In recent weeks I have experienced the wonders of cataract surgery extended to correct myopia. Like so many I know, several dates with the ophthalmologist, two remarkably short visits for surgery at the highly efficient Kensington Eye Institute, a rigorous regime of multiple eye drops every day, and voilà: almost instantly, I can drive without glasses.
It is amazing what I now see. Street signs appear as if in large font primary print. Left-hand turn prohibitions are now legible. I now notice how the traffic is proceeding (or not), three or four street lights ahead. I can drive down Don Mills Road which is unfamiliar to me and still scan the signs of all the passing plazas looking for the one remaining Tilley store in Toronto. My command of the road and navigating the passing environment has never been better. It’s clearly time to get my driver’s license, which requires that I wear glasses, changed.
Apart from the luminosity of what I see, the detail I now notice makes me realize how much I missed before. I never appreciated, for example, that there were old-fashioned triple street lights lining the sidewalks along Bay Street beside the Manulife Building. Or that many downtown buildings have elaborate murals at the skyline. Or that the wooden fretwork on the chancel at Trinity-St. Paul’s Jeanne Lamon Hall is as elaborate as it is. Or that the fur on the tail of my black cat has a textured pattern that I didn’t know existed.
Of course, there is a downside to this new-found visual acuity. I now see cobwebs on the ceilings, plaster which needs repair, paint to be redone, and many other defects of an old house which I blissfully avoided up until now. Clearly, replacing my eyes will entail new costs for home repairs.
Having the eye surgery has been a learning experience. With one eye fixed, and the other not, I took one lens out of my glasses (the first one I’d had surgery on) and assumed that using the glasses with the other, I could read and work on the computer. Alas, that was not the case. With one eye corrected and the other not, I could read if I held whatever I was reading up close, but the distortion between the eyes made working on the computer very difficult.

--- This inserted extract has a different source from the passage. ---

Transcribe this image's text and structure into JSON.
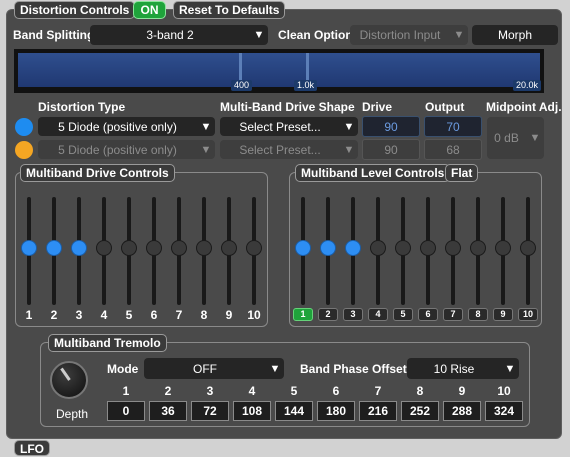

Now that both eyes are fixed to improve my distance vision, I must adjust to the need for reading glasses. Before I wore glasses all the time and never thought twice about it. Now, reading labels in the grocery store, the program at the theatre, menus in a restaurant, and even the Globe and Mail is impossible without reading glasses. No big deal, you say. Everyone needs reading glasses once they hit forty. Maybe.
But there are strategies to consider. Some people carry their reading glasses on a cord around their neck. My husband, who had this surgery a couple of years ago, has at least a dozen pairs of reading glasses he bought cheaply at the local pharmacy. But he is always looking for them, never seems to have them when and where he wants them, and they are always breaking.
I’ve decided that it will work best for me if I invest in a couple of decent pairs of better fitting generic reading glasses which I can leave permanently located beside the computer and another in the kitchen where I typically read the newspaper. A friend also advised me to wait until the second eye is totally healed and then invest in a good pair of reading glasses which are bifocals (with plain glass on top) to carry around with me in my purse. I have also learned that, with an optometrist’s prescription, my favourite optical shop on College Street can likely fit bifocal lenses into one or more of my old glasses frames, and that the frame of my old prescription sunglasses could be recycled for reading glasses.
Cataract surgery (and the related opportunity to correct other vision defects at the same time) is one of the miracles of modern medicine. Commonplace, but oh so effective in improving our quality of life and public safety.